Says Vusani Malie, CEO of SIOC-CDT: “This exciting project was supposed to start from 1 April 2020 and run until the end of March this year however, it was understandably put on hold due to the pandemic. Although extensive screening was conducted successfully in October 2020, the cataract surgeries were not performed out of concern for the patients’ safety in relation to Covid-19. The beds that were earmarked for recovery were being used for Covid-19 patients and many of the recipients were elderly and therefore vulnerable to contracting Covid-19 if in a hospital environment. We feel confident that we made the right decision and look forward to successfully rolling out the first tour from 11 March as part of World Glaucoma Week.”
1 South African Glaucoma Society https://www.sags.co.za/
2 South African Medical Journal http://www.samj.org.za/index.php/samj/article/view/4643/3330
Glaucoma is a condition that damages the eye’s optic nerve. It gets worse over time and is often linked to a build-up of pressure inside the eye. Glaucoma tends to be hereditary and mostly develops later in life. The intraocular pressure can damage the optic nerve, which sends images to your brain. If the damage worsens, glaucoma can cause permanent vision loss or even total blindness within a few years. Most people with glaucoma have no early symptoms or pain. It is important to monitor eye health so that glaucoma can be diagnosed and treated before long-term vision loss starts. Lowering eye pressure can help those with glaucoma to keep the sight that still remains, even if they have started to lose their vision.
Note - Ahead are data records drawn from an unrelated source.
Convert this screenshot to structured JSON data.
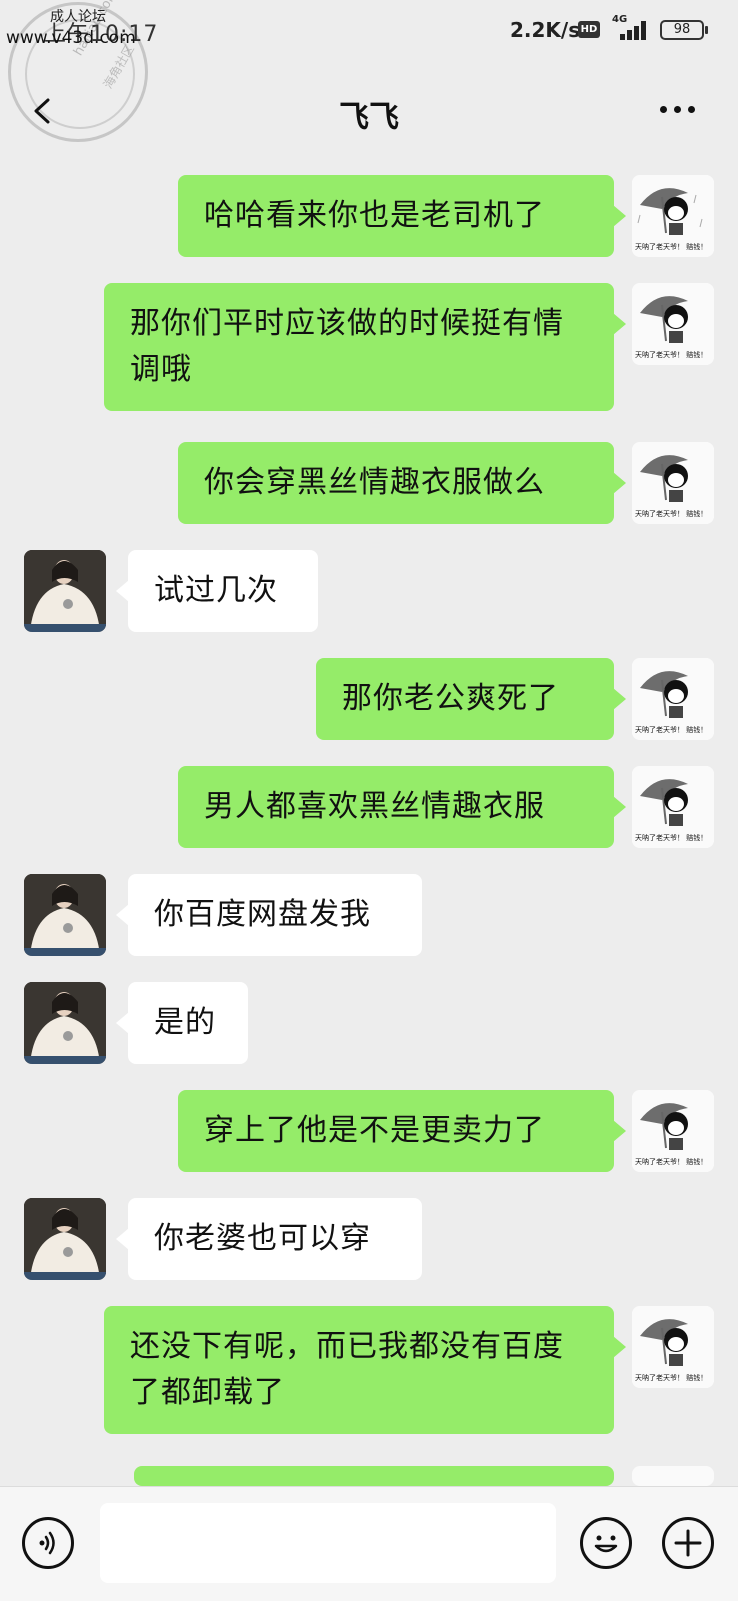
{
  "status_bar": {
    "time": "上午10:17",
    "watermark_top": "成人论坛",
    "watermark_url": "www.v43d.com",
    "watermark_stamp": "haijiao.com",
    "watermark_stamp2": "海角社区",
    "net_speed": "2.2K/s",
    "hd_label": "HD",
    "net_type": "4G",
    "battery": "98"
  },
  "header": {
    "title": "飞飞",
    "back_icon": "back-arrow-icon",
    "more_icon": "more-dots-icon"
  },
  "avatar_caption": "天呐了老天爷！ 赔钱！",
  "messages": [
    {
      "side": "sent",
      "text": "哈哈看来你也是老司机了"
    },
    {
      "side": "sent",
      "text": "那你们平时应该做的时候挺有情调哦"
    },
    {
      "side": "sent",
      "text": "你会穿黑丝情趣衣服做么"
    },
    {
      "side": "received",
      "text": "试过几次"
    },
    {
      "side": "sent",
      "text": "那你老公爽死了"
    },
    {
      "side": "sent",
      "text": "男人都喜欢黑丝情趣衣服"
    },
    {
      "side": "received",
      "text": "你百度网盘发我"
    },
    {
      "side": "received",
      "text": "是的"
    },
    {
      "side": "sent",
      "text": "穿上了他是不是更卖力了"
    },
    {
      "side": "received",
      "text": "你老婆也可以穿"
    },
    {
      "side": "sent",
      "text": "还没下有呢，而已我都没有百度了都卸载了"
    },
    {
      "side": "sent",
      "text": ""
    }
  ],
  "input_bar": {
    "voice_icon": "voice-icon",
    "input_value": "",
    "emoji_icon": "emoji-icon",
    "plus_icon": "plus-icon"
  },
  "colors": {
    "background": "#ededed",
    "sent_bubble": "#95ec69",
    "received_bubble": "#ffffff"
  }
}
A cataract is a clouding of the normally clear lens of the eye. Clouded vision caused by cataracts can make it more difficult to read, drive a car (especially at night) or see the expression on a friend’s face. Most cataracts develop slowly and don’t disturb eyesight early on. But with time, cataracts will eventually interfere with vision. Initially, stronger lighting and eyeglasses can assist in dealing with cataracts, but if the impaired vision interferes with one’s usual activities, cataract surgery may be required. Fortunately, cataract surgery is generally a safe, effective procedure.
SIOC Community Development Trust (SIOC-CDT) was established in 2006 by Sishen Iron Ore Company (SIOC) (Pty) Ltd to invest in the uplifting of the communities in which the mining company operates in the Northern Cape and Limpopo. We invest significantly in community development projects aimed at ensuring sustainability beyond mining operations.
SIOC-CDT has substantiated its stated intention of “defining ourselves through actions, not our words” by investing over R1 billion in socio-economic and community development projects in its beneficiary communities; Gamagara, Tsantsabane, Ga-Segonyana and Joe Morolong in the Northern Cape, as well as Thabazimbi in Limpopo.